As if they all knew how much Stu had riding on the race, the room fell silent. Ian could say nothing. Instead of walking away with £3000 in his pocket, half of which he could have kept after paying his debt, Stu now had nothing. And worse than that he still had to face Richie Lloyd - broke.
Stu quietly screwed up the betting slip. It fell to the floor to join so many other losers, and a loser himself, Stu left the bookmakers. Ian made no attempt to follow.
He had no speech to give. No begging for forgiveness, for a little more time, for another loan that would surely sort him out - nothing. As he approached his house he saw the BMW parked at the roadside. It was empty, but he was sure that even Richie wouldn`t have done anything to Debbie yet. He`d want to see if Stu had his money first.

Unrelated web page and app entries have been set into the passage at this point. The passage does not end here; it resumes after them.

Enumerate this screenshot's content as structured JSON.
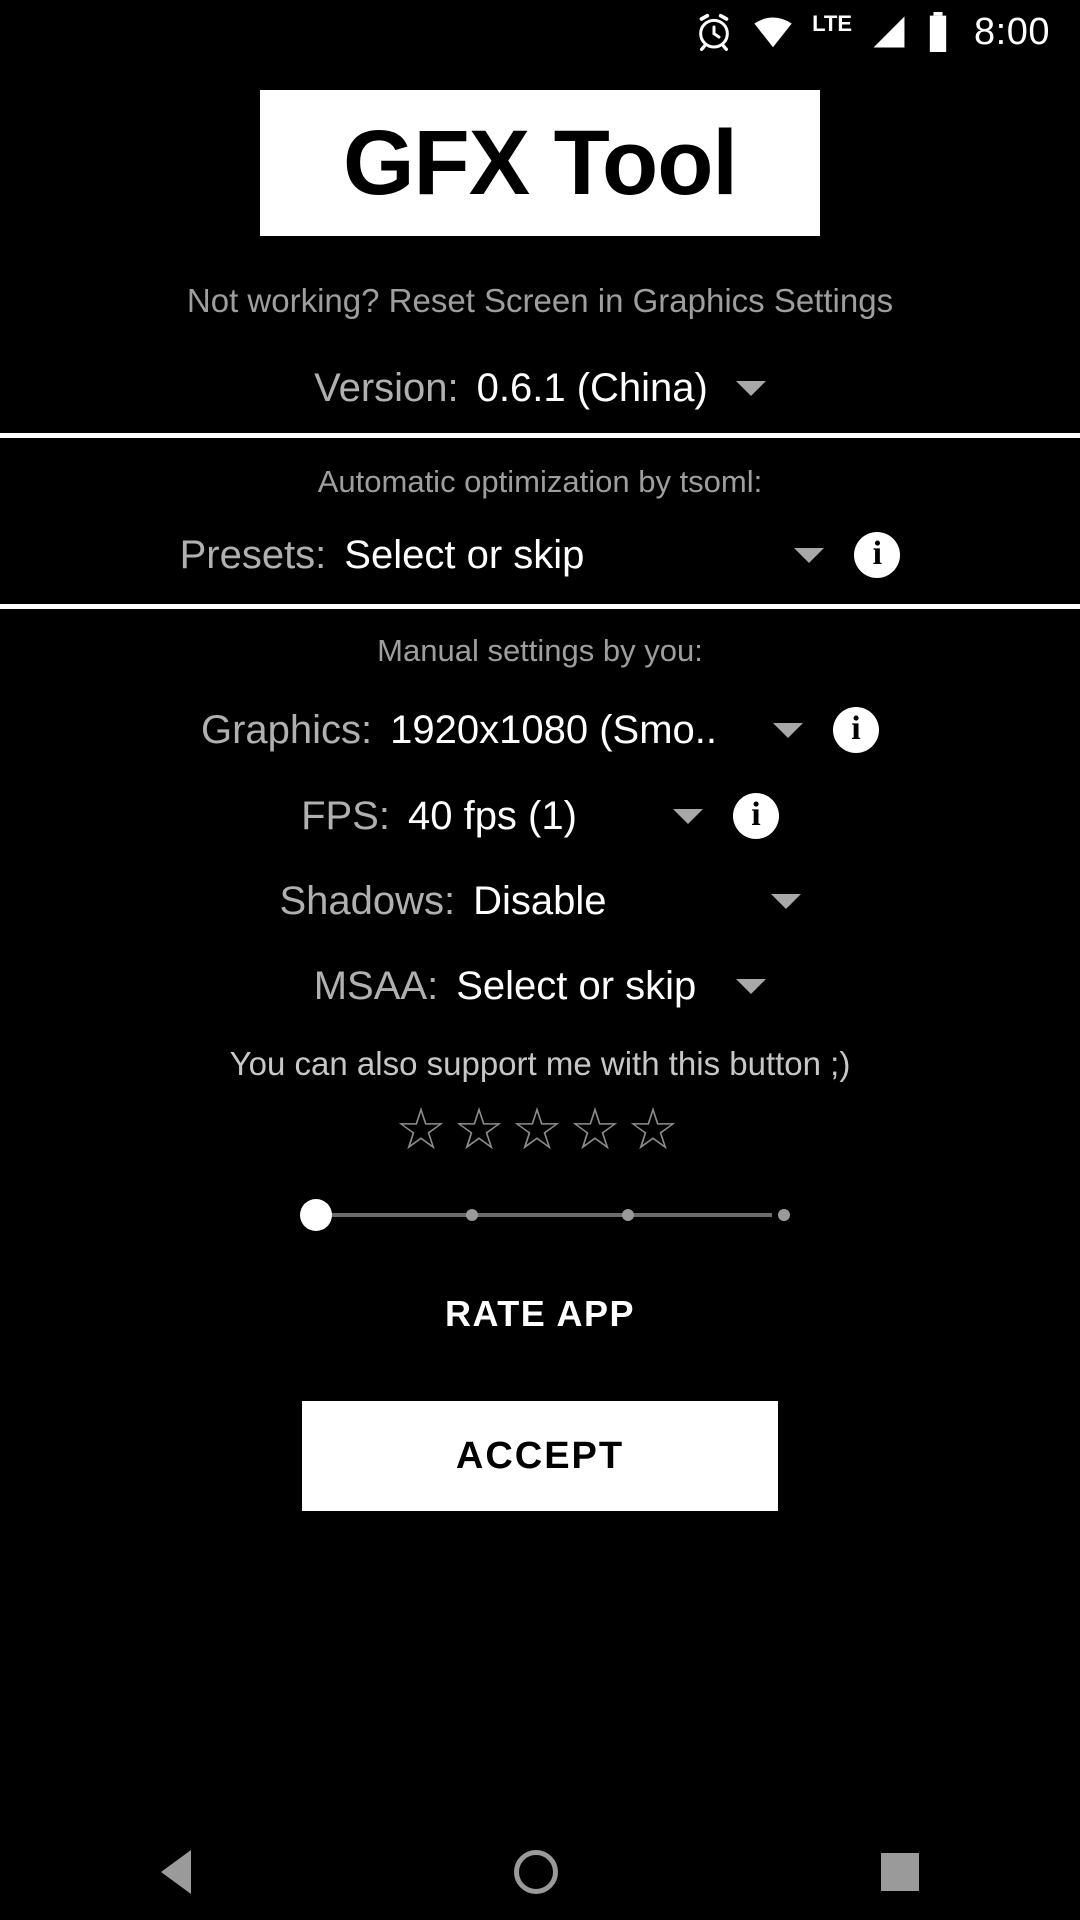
{
  "status_bar": {
    "icons": [
      "alarm-icon",
      "wifi-icon",
      "lte-icon",
      "signal-icon",
      "battery-icon"
    ],
    "network_label": "LTE",
    "time": "8:00"
  },
  "app": {
    "title": "GFX Tool",
    "hint": "Not working? Reset Screen in Graphics Settings"
  },
  "version_row": {
    "label": "Version:",
    "value": "0.6.1 (China)"
  },
  "auto_section": {
    "caption": "Automatic optimization by tsoml:",
    "presets": {
      "label": "Presets:",
      "value": "Select or skip",
      "info": "i"
    }
  },
  "manual_section": {
    "caption": "Manual settings by you:",
    "graphics": {
      "label": "Graphics:",
      "value": "1920x1080 (Smo..",
      "info": "i"
    },
    "fps": {
      "label": "FPS:",
      "value": "40 fps (1)",
      "info": "i"
    },
    "shadows": {
      "label": "Shadows:",
      "value": "Disable"
    },
    "msaa": {
      "label": "MSAA:",
      "value": "Select or skip"
    }
  },
  "support": {
    "text": "You can also support me with this button ;)",
    "stars": "☆☆☆☆☆",
    "slider": {
      "value": 0,
      "min": 0,
      "max": 3,
      "ticks": 4
    },
    "rate_label": "RATE APP"
  },
  "accept_button": {
    "label": "ACCEPT"
  },
  "nav_bar": {
    "back": "back-icon",
    "home": "home-icon",
    "recents": "recents-icon"
  },
  "colors": {
    "background": "#000000",
    "accent": "#ffffff",
    "label_gray": "#b0b0b0",
    "hint_gray": "#9e9e9e"
  }
}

The door opened and Richie emerged even as Stu was walking up the path.
Richie grinned. "Morning Stu."
He said nothing, but rather waited to see what would follow. Debbie appeared at the door, and Richie turned and spoke to her. "I`ll be back tomorrow then, same time." He turned and faced Stu again, grinning.
"Now that`s love for you. Not every man has a wife like yours you know. Even though she`s got no money, she`s still willing to pay your debt."
Then he turned and left, leaving Stu, the loser, alone and crying.